Output all of the entries exactly as written.

Data under study:

^^^^

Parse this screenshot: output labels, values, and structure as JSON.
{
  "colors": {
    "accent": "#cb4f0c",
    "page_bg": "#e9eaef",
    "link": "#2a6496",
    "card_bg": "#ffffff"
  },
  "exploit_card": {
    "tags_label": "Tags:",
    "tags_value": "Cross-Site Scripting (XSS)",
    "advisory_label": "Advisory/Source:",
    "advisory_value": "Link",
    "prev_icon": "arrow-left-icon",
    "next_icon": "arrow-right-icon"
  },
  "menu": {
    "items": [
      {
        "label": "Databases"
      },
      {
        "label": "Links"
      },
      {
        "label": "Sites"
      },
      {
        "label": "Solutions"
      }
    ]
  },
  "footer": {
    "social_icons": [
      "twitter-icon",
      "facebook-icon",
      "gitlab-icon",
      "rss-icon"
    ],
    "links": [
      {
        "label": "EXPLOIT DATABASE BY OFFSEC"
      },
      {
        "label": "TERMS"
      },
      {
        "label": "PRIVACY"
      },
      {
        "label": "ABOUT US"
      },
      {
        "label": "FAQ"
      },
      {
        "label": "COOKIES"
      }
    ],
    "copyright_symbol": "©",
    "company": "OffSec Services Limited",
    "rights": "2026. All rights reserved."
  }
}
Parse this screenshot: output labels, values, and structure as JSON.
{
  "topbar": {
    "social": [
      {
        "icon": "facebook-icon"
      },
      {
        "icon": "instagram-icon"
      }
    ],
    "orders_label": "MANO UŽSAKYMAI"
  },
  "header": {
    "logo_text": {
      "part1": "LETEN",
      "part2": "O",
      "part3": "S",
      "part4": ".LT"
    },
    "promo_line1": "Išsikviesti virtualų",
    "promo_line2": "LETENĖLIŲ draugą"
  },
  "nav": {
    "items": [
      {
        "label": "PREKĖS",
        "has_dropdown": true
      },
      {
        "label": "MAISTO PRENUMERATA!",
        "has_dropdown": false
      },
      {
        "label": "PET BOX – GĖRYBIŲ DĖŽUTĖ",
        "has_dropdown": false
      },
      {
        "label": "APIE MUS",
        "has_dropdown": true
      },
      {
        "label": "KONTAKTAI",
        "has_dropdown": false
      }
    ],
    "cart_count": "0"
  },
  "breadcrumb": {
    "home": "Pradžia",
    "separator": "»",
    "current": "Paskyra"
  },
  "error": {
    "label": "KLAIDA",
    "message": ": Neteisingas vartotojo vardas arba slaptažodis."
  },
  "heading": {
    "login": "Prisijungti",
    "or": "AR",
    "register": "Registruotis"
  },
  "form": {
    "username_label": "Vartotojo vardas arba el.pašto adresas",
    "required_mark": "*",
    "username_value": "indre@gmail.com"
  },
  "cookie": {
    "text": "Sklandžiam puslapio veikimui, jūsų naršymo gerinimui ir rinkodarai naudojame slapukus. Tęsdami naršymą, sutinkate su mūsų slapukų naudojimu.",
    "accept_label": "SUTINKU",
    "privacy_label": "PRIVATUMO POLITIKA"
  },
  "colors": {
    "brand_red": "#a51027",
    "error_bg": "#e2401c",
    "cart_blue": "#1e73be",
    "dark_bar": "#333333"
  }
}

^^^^

Response for this exercise:
Parse this screenshot: output labels, values, and structure as JSON.
{
  "colors": {
    "accent": "#cb4f0c",
    "page_bg": "#e9eaef",
    "link": "#2a6496",
    "card_bg": "#ffffff"
  },
  "exploit_card": {
    "tags_label": "Tags:",
    "tags_value": "Cross-Site Scripting (XSS)",
    "advisory_label": "Advisory/Source:",
    "advisory_value": "Link",
    "prev_icon": "arrow-left-icon",
    "next_icon": "arrow-right-icon"
  },
  "menu": {
    "items": [
      {
        "label": "Databases"
      },
      {
        "label": "Links"
      },
      {
        "label": "Sites"
      },
      {
        "label": "Solutions"
      }
    ]
  },
  "footer": {
    "social_icons": [
      "twitter-icon",
      "facebook-icon",
      "gitlab-icon",
      "rss-icon"
    ],
    "links": [
      {
        "label": "EXPLOIT DATABASE BY OFFSEC"
      },
      {
        "label": "TERMS"
      },
      {
        "label": "PRIVACY"
      },
      {
        "label": "ABOUT US"
      },
      {
        "label": "FAQ"
      },
      {
        "label": "COOKIES"
      }
    ],
    "copyright_symbol": "©",
    "company": "OffSec Services Limited",
    "rights": "2026. All rights reserved."
  }
}
Parse this screenshot: output labels, values, and structure as JSON.
{
  "topbar": {
    "social": [
      {
        "icon": "facebook-icon"
      },
      {
        "icon": "instagram-icon"
      }
    ],
    "orders_label": "MANO UŽSAKYMAI"
  },
  "header": {
    "logo_text": {
      "part1": "LETEN",
      "part2": "O",
      "part3": "S",
      "part4": ".LT"
    },
    "promo_line1": "Išsikviesti virtualų",
    "promo_line2": "LETENĖLIŲ draugą"
  },
  "nav": {
    "items": [
      {
        "label": "PREKĖS",
        "has_dropdown": true
      },
      {
        "label": "MAISTO PRENUMERATA!",
        "has_dropdown": false
      },
      {
        "label": "PET BOX – GĖRYBIŲ DĖŽUTĖ",
        "has_dropdown": false
      },
      {
        "label": "APIE MUS",
        "has_dropdown": true
      },
      {
        "label": "KONTAKTAI",
        "has_dropdown": false
      }
    ],
    "cart_count": "0"
  },
  "breadcrumb": {
    "home": "Pradžia",
    "separator": "»",
    "current": "Paskyra"
  },
  "error": {
    "label": "KLAIDA",
    "message": ": Neteisingas vartotojo vardas arba slaptažodis."
  },
  "heading": {
    "login": "Prisijungti",
    "or": "AR",
    "register": "Registruotis"
  },
  "form": {
    "username_label": "Vartotojo vardas arba el.pašto adresas",
    "required_mark": "*",
    "username_value": "indre@gmail.com"
  },
  "cookie": {
    "text": "Sklandžiam puslapio veikimui, jūsų naršymo gerinimui ir rinkodarai naudojame slapukus. Tęsdami naršymą, sutinkate su mūsų slapukų naudojimu.",
    "accept_label": "SUTINKU",
    "privacy_label": "PRIVATUMO POLITIKA"
  },
  "colors": {
    "brand_red": "#a51027",
    "error_bg": "#e2401c",
    "cart_blue": "#1e73be",
    "dark_bar": "#333333"
  }
}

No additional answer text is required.